Poor Louis is not without insight, nor even without the elements of will; some sharpness of temper, spurting at times from a stagnating character. If harmless inertness could save him, it were well; but he will slumber and painfully dream, and to do aught is not given him. Royalist Antiquarians still shew the rooms where Majesty and suite, in these extraordinary circumstances, had their lodging. Here sat the Queen; reading,--for she had her library brought hither, though the King refused his; taking vehement counsel of the vehement uncounselled; sorrowing over altered times; yet with sure hope of better: in her young rosy Boy, has she not the living emblem of hope! It is a murky, working sky; yet with golden gleams--of dawn, or of deeper meteoric night? Here again this chamber, on the other side of the main entrance, was the King's: here his Majesty breakfasted, and did official work; here daily after breakfast he received the Queen; sometimes in pathetic friendliness; sometimes in human sulkiness, for flesh is weak; and, when questioned about business would answer: "Madame, your business is with the children." Nay, Sire, were it not better you, your Majesty's self, took the children? So asks impartial History; scornful that the thicker vessel was not also the stronger; pity- struck for the porcelain-clay of humanity rather than for the tile-clay,-- though indeed both were broken!

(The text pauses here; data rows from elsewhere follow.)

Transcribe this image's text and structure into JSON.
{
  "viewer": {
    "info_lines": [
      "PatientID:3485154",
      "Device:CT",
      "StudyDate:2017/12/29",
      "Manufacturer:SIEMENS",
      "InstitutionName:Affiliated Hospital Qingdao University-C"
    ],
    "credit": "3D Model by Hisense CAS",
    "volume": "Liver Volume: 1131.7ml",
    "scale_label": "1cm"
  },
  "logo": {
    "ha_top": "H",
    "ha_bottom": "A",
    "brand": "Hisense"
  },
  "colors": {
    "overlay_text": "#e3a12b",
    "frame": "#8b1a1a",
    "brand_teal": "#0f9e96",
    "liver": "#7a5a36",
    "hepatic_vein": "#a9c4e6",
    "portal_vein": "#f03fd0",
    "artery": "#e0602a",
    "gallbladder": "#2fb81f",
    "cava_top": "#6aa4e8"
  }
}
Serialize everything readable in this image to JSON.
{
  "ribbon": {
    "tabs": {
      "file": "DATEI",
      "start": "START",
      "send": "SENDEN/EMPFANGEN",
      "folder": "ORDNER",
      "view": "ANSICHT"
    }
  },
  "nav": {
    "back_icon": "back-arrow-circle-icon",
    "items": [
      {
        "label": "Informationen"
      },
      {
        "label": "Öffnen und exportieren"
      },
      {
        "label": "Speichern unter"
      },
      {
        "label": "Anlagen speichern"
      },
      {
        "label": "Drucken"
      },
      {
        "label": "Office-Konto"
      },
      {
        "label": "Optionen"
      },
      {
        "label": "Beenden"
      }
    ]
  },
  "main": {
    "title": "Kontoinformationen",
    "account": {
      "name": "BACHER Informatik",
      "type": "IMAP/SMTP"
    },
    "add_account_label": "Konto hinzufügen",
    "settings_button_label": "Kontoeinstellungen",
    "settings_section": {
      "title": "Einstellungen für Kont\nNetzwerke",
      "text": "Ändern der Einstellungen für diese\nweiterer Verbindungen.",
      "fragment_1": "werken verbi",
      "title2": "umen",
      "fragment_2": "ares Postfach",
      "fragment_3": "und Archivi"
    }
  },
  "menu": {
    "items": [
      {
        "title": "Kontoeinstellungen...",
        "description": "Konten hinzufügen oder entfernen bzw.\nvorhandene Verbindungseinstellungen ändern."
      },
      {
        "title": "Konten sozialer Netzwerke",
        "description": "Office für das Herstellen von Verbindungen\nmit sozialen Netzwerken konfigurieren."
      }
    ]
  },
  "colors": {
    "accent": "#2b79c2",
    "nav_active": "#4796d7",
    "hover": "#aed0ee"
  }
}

So, however, in this Medicean Tuileries, shall the French King and Queen now sit, for one-and-forty months; and see a wild-fermenting France work out its own destiny, and theirs. Months bleak, ungenial, of rapid vicissitude; yet with a mild pale splendour, here and there: as of an April that were leading to leafiest Summer; as of an October that led only to everlasting Frost. Medicean Tuileries, how changed since it was a peaceful Tile field! Or is the ground itself fate-stricken, accursed: an Atreus' Palace; for that Louvre window is still nigh, out of which a Capet, whipt of the Furies, fired his signal of the Saint Bartholomew! Dark is the way of the Eternal as mirrored in this world of Time: God's way is in the sea, and His path in the great deep.